I'm used to Microsoft Access where I can type "Forms!FormName!ControlName" in the immediate window to get the value of a control on an open form.  In vb.net, how can I get the "selectedvalue" of a listbox on an open form from the immediate window (or some other window)?
LVL 1
Declan_BasileITAsked:
Who is Participating?

[Product update] Infrastructure Analysis Tool is now available with Business Accounts.Learn More

x
I wear a lot of hats...

"The solutions and answers provided on Experts Exchange have been extremely helpful to me over the last few years. I wear a lot of hats - Developer, Database Administrator, Help Desk, etc., so I know a lot of things but not a lot about one thing. Experts Exchange gives me answers from people who do know a lot about one thing, in a easy to use platform." -Todd S.

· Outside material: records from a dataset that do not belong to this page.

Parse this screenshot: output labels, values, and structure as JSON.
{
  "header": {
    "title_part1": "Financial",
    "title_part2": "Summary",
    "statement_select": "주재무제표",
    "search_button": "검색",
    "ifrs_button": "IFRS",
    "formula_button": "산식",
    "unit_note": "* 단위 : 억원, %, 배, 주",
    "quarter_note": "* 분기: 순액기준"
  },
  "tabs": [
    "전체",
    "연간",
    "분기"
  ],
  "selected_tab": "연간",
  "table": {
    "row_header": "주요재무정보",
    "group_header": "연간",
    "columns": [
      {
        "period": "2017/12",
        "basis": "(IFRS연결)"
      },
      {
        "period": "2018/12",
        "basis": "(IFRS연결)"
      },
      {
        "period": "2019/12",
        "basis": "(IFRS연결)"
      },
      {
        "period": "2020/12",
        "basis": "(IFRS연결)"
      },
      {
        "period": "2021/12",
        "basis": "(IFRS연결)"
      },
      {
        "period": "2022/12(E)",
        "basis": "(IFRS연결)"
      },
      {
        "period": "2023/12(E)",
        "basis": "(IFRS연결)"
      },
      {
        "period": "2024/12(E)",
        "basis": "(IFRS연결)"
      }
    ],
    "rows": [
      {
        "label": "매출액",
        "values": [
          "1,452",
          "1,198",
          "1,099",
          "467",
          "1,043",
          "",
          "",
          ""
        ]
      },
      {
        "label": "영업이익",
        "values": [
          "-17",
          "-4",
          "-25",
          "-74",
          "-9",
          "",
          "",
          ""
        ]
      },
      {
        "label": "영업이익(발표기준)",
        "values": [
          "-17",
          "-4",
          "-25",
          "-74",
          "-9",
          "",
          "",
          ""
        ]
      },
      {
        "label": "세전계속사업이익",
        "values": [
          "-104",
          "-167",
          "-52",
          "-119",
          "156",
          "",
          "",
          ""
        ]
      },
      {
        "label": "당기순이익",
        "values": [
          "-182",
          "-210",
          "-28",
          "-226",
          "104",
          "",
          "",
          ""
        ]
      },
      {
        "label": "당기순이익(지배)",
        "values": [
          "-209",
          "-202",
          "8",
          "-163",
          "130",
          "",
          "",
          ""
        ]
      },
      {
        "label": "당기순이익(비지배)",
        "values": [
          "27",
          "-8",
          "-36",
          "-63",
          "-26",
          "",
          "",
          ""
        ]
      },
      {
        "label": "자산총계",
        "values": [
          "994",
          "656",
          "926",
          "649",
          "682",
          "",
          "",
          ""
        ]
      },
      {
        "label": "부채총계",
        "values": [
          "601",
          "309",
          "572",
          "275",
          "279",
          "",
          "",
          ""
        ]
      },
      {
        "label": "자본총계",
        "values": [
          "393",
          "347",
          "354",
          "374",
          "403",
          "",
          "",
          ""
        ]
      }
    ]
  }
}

Éric MoreauSenior .Net ConsultantCommented:
When you are in scope, just type:
Debug.Print(YourListBoxControlName.SelectedValue)

Open in new window

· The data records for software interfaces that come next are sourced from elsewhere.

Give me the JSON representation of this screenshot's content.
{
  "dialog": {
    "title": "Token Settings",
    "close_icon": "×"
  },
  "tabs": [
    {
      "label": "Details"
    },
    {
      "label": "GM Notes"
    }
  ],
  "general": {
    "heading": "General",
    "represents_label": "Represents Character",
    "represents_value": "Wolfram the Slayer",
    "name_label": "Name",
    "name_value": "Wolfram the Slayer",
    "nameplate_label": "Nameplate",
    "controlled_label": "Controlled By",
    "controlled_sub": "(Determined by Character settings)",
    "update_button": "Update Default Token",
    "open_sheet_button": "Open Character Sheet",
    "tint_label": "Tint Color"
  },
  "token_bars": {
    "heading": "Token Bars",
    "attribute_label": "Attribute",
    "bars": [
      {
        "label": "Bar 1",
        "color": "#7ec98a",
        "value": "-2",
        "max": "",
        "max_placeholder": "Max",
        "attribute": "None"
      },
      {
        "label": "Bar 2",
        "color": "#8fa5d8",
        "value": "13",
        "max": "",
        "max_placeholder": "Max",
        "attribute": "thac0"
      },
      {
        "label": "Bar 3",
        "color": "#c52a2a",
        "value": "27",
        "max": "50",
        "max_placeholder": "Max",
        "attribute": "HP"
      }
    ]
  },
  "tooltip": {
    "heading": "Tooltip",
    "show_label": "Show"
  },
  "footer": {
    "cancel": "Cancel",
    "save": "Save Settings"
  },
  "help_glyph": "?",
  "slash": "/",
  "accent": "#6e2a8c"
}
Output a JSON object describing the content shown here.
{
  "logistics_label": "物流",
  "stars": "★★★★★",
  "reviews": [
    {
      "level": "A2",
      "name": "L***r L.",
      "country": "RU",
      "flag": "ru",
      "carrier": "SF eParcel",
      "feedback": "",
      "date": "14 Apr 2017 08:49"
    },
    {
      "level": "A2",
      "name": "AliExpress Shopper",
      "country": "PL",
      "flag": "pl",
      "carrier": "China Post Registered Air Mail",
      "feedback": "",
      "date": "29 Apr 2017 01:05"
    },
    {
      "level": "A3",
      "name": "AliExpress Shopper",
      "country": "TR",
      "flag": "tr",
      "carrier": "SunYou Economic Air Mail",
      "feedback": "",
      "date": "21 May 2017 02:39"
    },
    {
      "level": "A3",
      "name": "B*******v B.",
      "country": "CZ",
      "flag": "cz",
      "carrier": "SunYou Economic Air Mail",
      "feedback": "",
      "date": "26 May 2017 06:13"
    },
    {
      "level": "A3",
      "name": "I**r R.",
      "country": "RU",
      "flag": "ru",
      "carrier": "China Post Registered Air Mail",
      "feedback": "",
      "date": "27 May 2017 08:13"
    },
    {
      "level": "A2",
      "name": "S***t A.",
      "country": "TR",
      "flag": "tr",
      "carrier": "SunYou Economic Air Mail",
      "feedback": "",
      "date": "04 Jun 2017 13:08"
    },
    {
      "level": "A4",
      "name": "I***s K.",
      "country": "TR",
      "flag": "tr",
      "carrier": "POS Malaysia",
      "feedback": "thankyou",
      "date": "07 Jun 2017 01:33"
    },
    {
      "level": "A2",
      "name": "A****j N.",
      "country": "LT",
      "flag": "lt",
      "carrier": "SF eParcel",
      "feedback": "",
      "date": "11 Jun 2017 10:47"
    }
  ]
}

Jacques Bourgeois (James Burger)PresidentCommented:
First of all, you need to know that the old Immediate Windows features have now been splitted in 2 different windows.

The window where you type code and it runs is still called Immediate Window. It is a lot more limited than the "old" one however. In most situations, you cannot use it as you used to. This is partly because VB.NET code is compiled instead of being interpreted as it was in VBA, partly because there are many levels of visibility for methods in .NET (Public, Private, Friend...), while most were Public in VBA.

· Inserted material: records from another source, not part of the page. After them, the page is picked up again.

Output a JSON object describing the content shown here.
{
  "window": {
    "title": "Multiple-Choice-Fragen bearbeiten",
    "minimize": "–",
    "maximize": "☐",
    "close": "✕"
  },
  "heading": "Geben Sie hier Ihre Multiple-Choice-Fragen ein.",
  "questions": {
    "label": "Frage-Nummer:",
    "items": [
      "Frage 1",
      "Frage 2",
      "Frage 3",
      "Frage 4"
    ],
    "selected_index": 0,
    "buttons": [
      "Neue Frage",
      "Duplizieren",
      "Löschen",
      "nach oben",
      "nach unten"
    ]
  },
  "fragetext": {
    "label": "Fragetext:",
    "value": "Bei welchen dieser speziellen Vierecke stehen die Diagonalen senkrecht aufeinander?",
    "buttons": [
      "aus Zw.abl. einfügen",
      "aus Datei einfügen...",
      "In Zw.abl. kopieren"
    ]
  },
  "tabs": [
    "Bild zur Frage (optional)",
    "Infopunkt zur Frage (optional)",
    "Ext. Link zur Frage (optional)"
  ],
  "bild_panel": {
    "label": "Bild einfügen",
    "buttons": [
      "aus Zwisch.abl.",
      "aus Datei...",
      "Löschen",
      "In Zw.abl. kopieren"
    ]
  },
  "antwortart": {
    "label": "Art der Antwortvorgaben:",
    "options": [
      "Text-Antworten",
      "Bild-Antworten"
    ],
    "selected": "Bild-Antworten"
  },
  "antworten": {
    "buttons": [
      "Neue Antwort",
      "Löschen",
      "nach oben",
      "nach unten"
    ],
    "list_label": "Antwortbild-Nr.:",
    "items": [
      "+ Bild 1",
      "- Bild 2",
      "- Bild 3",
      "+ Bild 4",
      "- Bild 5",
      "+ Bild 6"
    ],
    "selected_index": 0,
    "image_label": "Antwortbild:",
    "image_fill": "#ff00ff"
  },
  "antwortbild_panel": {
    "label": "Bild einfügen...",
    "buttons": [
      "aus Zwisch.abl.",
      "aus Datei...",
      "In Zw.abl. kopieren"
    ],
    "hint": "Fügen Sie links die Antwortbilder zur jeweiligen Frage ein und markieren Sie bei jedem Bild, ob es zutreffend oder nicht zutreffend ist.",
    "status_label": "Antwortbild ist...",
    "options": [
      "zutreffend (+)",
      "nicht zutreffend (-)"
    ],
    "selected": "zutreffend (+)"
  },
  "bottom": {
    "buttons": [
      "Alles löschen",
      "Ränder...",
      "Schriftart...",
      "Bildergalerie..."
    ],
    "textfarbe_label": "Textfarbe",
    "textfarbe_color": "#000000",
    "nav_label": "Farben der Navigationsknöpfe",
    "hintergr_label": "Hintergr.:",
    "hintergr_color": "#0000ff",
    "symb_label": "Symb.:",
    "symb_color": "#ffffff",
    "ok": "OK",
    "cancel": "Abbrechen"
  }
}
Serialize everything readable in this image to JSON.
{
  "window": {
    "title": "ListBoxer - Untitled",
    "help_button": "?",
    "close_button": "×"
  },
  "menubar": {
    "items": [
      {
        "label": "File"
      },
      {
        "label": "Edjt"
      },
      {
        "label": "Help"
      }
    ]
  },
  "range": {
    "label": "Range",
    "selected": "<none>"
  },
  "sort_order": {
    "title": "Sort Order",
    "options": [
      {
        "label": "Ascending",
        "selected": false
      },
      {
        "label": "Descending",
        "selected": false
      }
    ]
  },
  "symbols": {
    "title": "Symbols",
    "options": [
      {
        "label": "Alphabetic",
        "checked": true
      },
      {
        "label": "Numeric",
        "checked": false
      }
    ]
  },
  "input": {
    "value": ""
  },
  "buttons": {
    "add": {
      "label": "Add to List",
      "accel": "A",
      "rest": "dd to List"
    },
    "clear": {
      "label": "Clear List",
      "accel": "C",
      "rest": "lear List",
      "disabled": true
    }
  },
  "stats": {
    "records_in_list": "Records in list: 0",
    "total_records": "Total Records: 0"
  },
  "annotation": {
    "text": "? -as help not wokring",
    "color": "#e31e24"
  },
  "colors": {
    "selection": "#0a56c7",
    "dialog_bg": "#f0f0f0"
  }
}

When the application is not running, the Immediate Windows can only be used to call Public methods in a module. Calling methods that are not Public or are in a class (a Form is a class) is not possible. And even in a module, because the application has to be entirely compiled before it runs, it can take time and the application must be free of compilation errors before you can get a result.

The Immediate Window is thus mostly used when you are in Debug mode after hitting a breakpoint in your code. There, it can be used to call any code that you would be able to call from the breakpoint location in the code.

The other window, the Debug Window is the one that receives the Debug.Print commands that you were possibly using in VBA and are still there. This is what Éric recommended (although he forgot to tell you that it is called the Debug Window). This is not something that you go in and type in. It will simply write the value that you requested in the Debug.Print instruction when that line will be hit during execution.

So, ideally, put a breakpoint in your code at the proper location where you want to see your value. This usually has to be somewhere in the form itself.  The application will temporarily stop on the breakpoint. If there was a Debug.WriteLine before that point, you will see the result in the Output Window. Or you can call the value you are seeking by calling it ?YourValue in the Immediate Window. Or you can set up the Watch window to display the values that you want to get.

Experts Exchange Solution brought to you by

Your issues matter to us.

Facing a tech roadblock? Get the help and guidance you need from experienced professionals who care. Ask your question anytime, anywhere, with no hassle.

Start your 7-day free trial
Declan_BasileITAuthor Commented:
Wow.  That was a very comprehensive answer and helped me understand VB.net in comparison to Access much better.  Thank you very much.
It's more than this solution.Get answers and train to solve all your tech problems - anytime, anywhere.Try it for free Edge Out The Competitionfor your dream job with proven skills and certifications.Get started today Stand Outas the employee with proven skills.Start learning today for free Move Your Career Forwardwith certification training in the latest technologies.Start your trial today
Visual Basic.NET

From novice to tech pro — start learning today.